Shares of Ford Motor Company (NYSE:F) closed higher on Friday, after the company confirmed that it will begin reopening its factories in the U.S. and Canada on May 18.
Ford's shares ended the day at $5.24, up 7.6% from Thursday's closing price.
Ford's plan is to restart production in North America in several phases.
- Parts depots will reopen next Monday, May 11.
- On May 18, all but two of Ford's vehicle assembly plants in the region will reopen, but will run at less than full speed. Factories that had been operating on three shifts before the shutdown will reopen with two shifts; most two-shift factories will reopen with a single shift; most one-shift plants will continue to run on one full shift.
- The two exceptions, in Flat Rock, Michigan, and Oakville, Ontario, will resume production on May 25 with a single shift. Those plants make the Ford Mustang and Lincoln Continental (Flat Rock), and the Ford Edge and Nautilus SUVs (Oakville).
All of Ford's factories will operate under strict protocols to keep workers and visitors safe and (whenever possible) socially distanced. Among other changes, Ford will allow extra time between shifts to limit interactions between arriving and departing employees, and will require masks for anyone entering a Ford facility.
I expect that Ford (and GM, FCA, and other automakers) will be able to restart production with some routine snags, but no huge disruptions. That's great news for investors, as Ford (and most other automakers) record revenue when vehicles ship to dealers. Ford's revenue will rise sharply (and its cash-burn rate should fall) as its factories get back up to speed.
The bigger question is this: What will demand for new vehicles be like as America (and Canada and Mexico) reopen?
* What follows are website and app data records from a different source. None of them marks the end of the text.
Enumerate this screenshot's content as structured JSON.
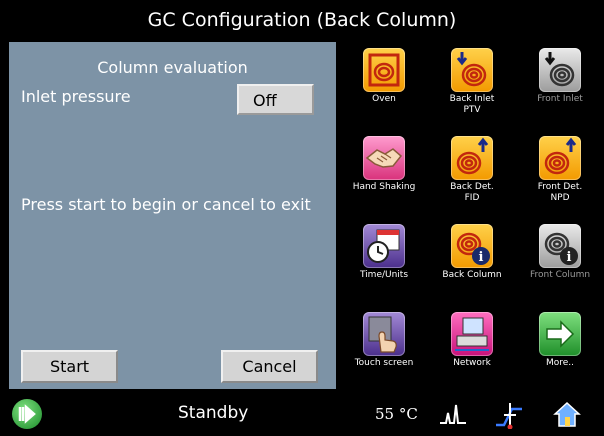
{
  "title": "GC Configuration  (Back Column)",
  "panel": {
    "heading": "Column evaluation",
    "inlet_label": "Inlet pressure",
    "inlet_value": "Off",
    "message": "Press start to begin or cancel to exit",
    "start_label": "Start",
    "cancel_label": "Cancel"
  },
  "tiles": [
    {
      "label": "Oven",
      "icon": "oven-coil-icon",
      "color": "orange",
      "enabled": true
    },
    {
      "label": "Back Inlet PTV",
      "icon": "inlet-coil-icon",
      "color": "orange",
      "enabled": true
    },
    {
      "label": "Front Inlet",
      "icon": "inlet-coil-icon",
      "color": "grey",
      "enabled": false
    },
    {
      "label": "Hand Shaking",
      "icon": "handshake-icon",
      "color": "pink",
      "enabled": true
    },
    {
      "label": "Back Det. FID",
      "icon": "detector-coil-icon",
      "color": "orange",
      "enabled": true
    },
    {
      "label": "Front Det. NPD",
      "icon": "detector-coil-icon",
      "color": "orange",
      "enabled": true
    },
    {
      "label": "Time/Units",
      "icon": "calendar-clock-icon",
      "color": "purple",
      "enabled": true
    },
    {
      "label": "Back Column",
      "icon": "column-info-icon",
      "color": "orange",
      "enabled": true
    },
    {
      "label": "Front Column",
      "icon": "column-info-icon",
      "color": "grey",
      "enabled": false
    },
    {
      "label": "Touch screen",
      "icon": "touch-hand-icon",
      "color": "purple",
      "enabled": true
    },
    {
      "label": "Network",
      "icon": "network-icon",
      "color": "mag",
      "enabled": true
    },
    {
      "label": "More..",
      "icon": "arrow-right-icon",
      "color": "green",
      "enabled": true
    }
  ],
  "status": {
    "state": "Standby",
    "temperature": "55 °C",
    "icons": [
      "run-icon",
      "chromatogram-icon",
      "ramp-icon",
      "home-icon"
    ]
  }
}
Pickup trucks sold relatively well in April, but overall U.S. sales were down sharply. Will buyers return? Automakers and dealers (and auto investors) will all be watching closely.